### PROBLEM REQUIREMENTS
Search the listing for the word "Sunday" and copy every line where it turns up.
==============================
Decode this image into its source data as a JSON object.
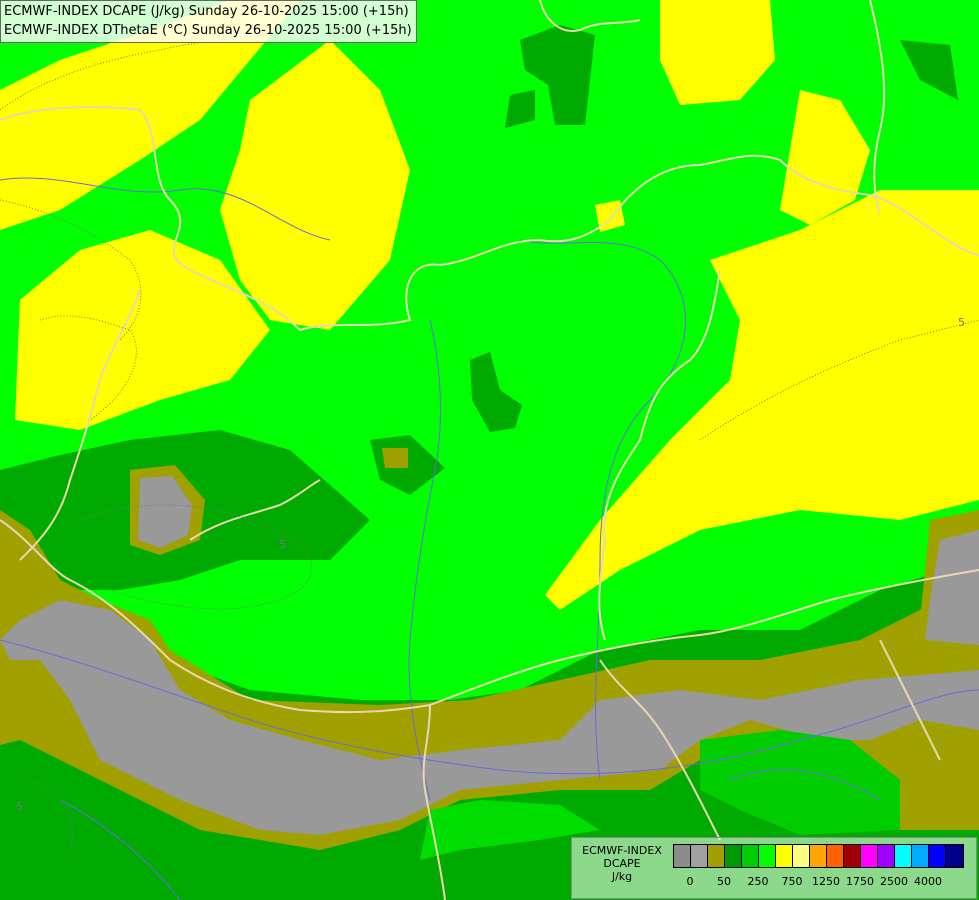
{
  "titles": {
    "line1": "ECMWF-INDEX DCAPE (J/kg) Sunday 26-10-2025 15:00 (+15h)",
    "line2": "ECMWF-INDEX DThetaE (°C) Sunday 26-10-2025 15:00 (+15h)"
  },
  "contour_labels": [
    "5",
    "5",
    "5"
  ],
  "legend": {
    "title": "ECMWF-INDEX",
    "subtitle": "DCAPE",
    "unit": "J/kg",
    "colors": [
      "#8c8c8c",
      "#a0a0a0",
      "#a0a000",
      "#009900",
      "#00cc00",
      "#00ff00",
      "#ffff00",
      "#ffff80",
      "#ffa500",
      "#ff6000",
      "#a00000",
      "#ff00ff",
      "#a000ff",
      "#00ffff",
      "#00aaff",
      "#0000ff",
      "#00008b"
    ],
    "tick_labels": [
      "0",
      "50",
      "250",
      "750",
      "1250",
      "1750",
      "2500",
      "4000"
    ]
  },
  "palette": {
    "gray": "#999999",
    "olive": "#a0a000",
    "dark_green": "#009900",
    "green": "#00cc00",
    "light_green": "#00ff00",
    "yellow": "#ffff00",
    "border": "#e8d8b0",
    "river": "#6a6adc"
  }
}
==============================
### RESPONSE
    "line1": "ECMWF-INDEX DCAPE (J/kg) Sunday 26-10-2025 15:00 (+15h)",
    "line2": "ECMWF-INDEX DThetaE (°C) Sunday 26-10-2025 15:00 (+15h)"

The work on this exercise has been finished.